The renovation and rehabilitation or expansion or replacement of older schools should be a top priority — as important as building the new schools required to serve new development.
Overly rapid – or poorly planned – new growth meant that capital dollars get spent on the new schools that were needed to keep up with that growth, at the expense of our older communities and their schools. If we are pushing these much needed projects back in the Capital Improvements Budget, year after year, it is a clear sign that we are not planning properly.
This is just one more example of the fact that education/school issues are directly and indirectly tied to and substantially affected by decisions that are made in other areas – in this instance, planning and zoning.
But, as I’ve noted in other ways, it isn’t enough to say renovating old schools is an equal priority. The county has to connect this priority to other land use and planning decisions – beyond the annual CIP process – in order to ensure that renovating old schools is not constantly pushed back.
During the first part of my term as a county commissioner, we looked beyond long term planning options (which we also paid close attention to), to find creative ways to move a few projects up on the CIP calendar.

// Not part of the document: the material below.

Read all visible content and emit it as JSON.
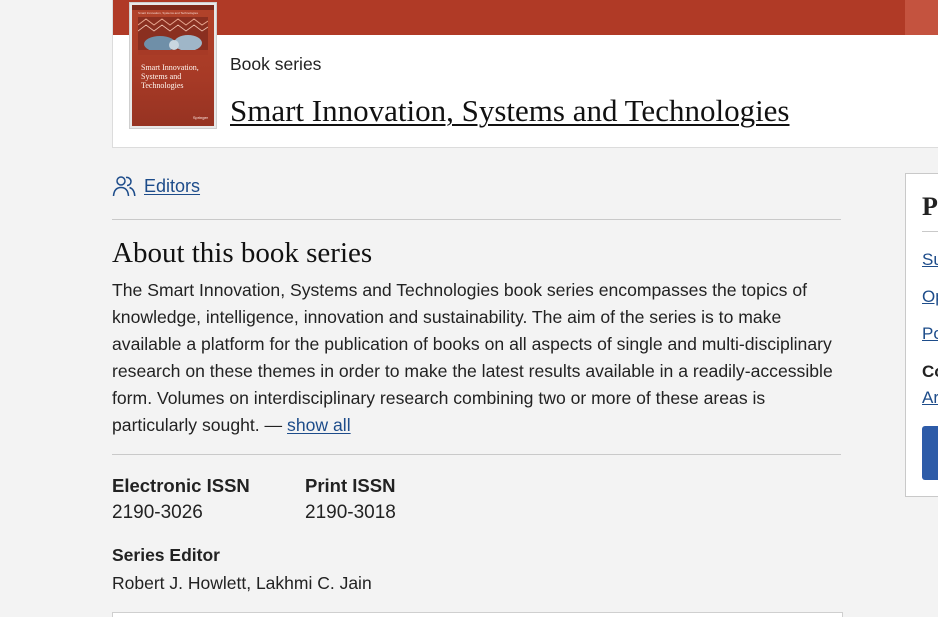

That only happened because it was a priority for a majority of that BOCC.
7) FCTA, FASSE & FCASA opposes any public funding of private schools, including but not limited to, vouchers to cover private school tuition and tax credit schemes. What is your position on vouchers and other forms of public funding for private or home schooling?
I am unwaveringly opposed to school vouchers. Would be happy to list all the reasons why, but I think you know them already.

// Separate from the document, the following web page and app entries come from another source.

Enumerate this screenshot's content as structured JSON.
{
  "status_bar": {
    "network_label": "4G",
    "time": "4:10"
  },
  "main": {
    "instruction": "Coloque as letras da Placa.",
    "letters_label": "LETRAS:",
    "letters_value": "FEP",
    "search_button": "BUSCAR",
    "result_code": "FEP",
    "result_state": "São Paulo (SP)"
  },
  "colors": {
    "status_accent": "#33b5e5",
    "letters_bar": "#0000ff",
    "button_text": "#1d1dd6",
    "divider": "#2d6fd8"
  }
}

To wit: I agree with each and every concern or argument outlined here:
This is not a path we want to wander down, even just a little. There is no reasonable compromise here, and the very idea is contrary to the fundamental, democratic and equitable nature of public education.
8) FCTA, FASSE & FCASA oppose the outsourcing and privatization of jobs currently done by the dedicated education support professionals of FCPS. Do you think it is appropriate for the school system to privatize aspects of their operations? Under what circumstances, if any, would you support privatizing or outsourcing work currently done by FCPS staff?
I am strongly opposed to the privatization of any aspects of school operation, and believe that examples we have seen in other places has only served to offer more good evidence of why it is a bad idea.
Public education is an investment we make in our children, our citizens, our community. It is not a business investment. Private contractors bring an entirely different and inappropriate set of motivations and goals into the system. I don’t see any compelling reasons to make exceptions, even around what some might consider ‘the edges.”
If we think certain aspects of school operations can be done more efficiently, we must work within the existing system and decision-making structure to get there. If something is deemed inefficient, however, simply because a lower cost alternative is based on lower wages or lesser benefits, that is a non-starter, if our goal is, as it should be, to pay all county employees a fair, competitive and livable wage.
9) As a member of the County Council, how will you work with FCTA, FASSE and FCASA so that the experience, knowledge and expertise of professional educators will help inform your decisions on issues related to public education?
Because achieving and maintaining excellence in our public school system is a priority for me, I am fully committed to being an informed and active advocate…for the full range of FCPS employees.
Getting and remaining well informed means being accessible, communicating well, attending appropriate meetings and so on. My long term interest and commitment, my previous experience, and my general desire to be well informed…especially in areas where I have some decision-making responsibility…gives me a good understanding of the circumstances, challenges and goals, but it does not make me an expert.
Making the right decisions means employing a proper and thorough process. And that means communicating well with stakeholders and experts across related areas as an integral part of the process.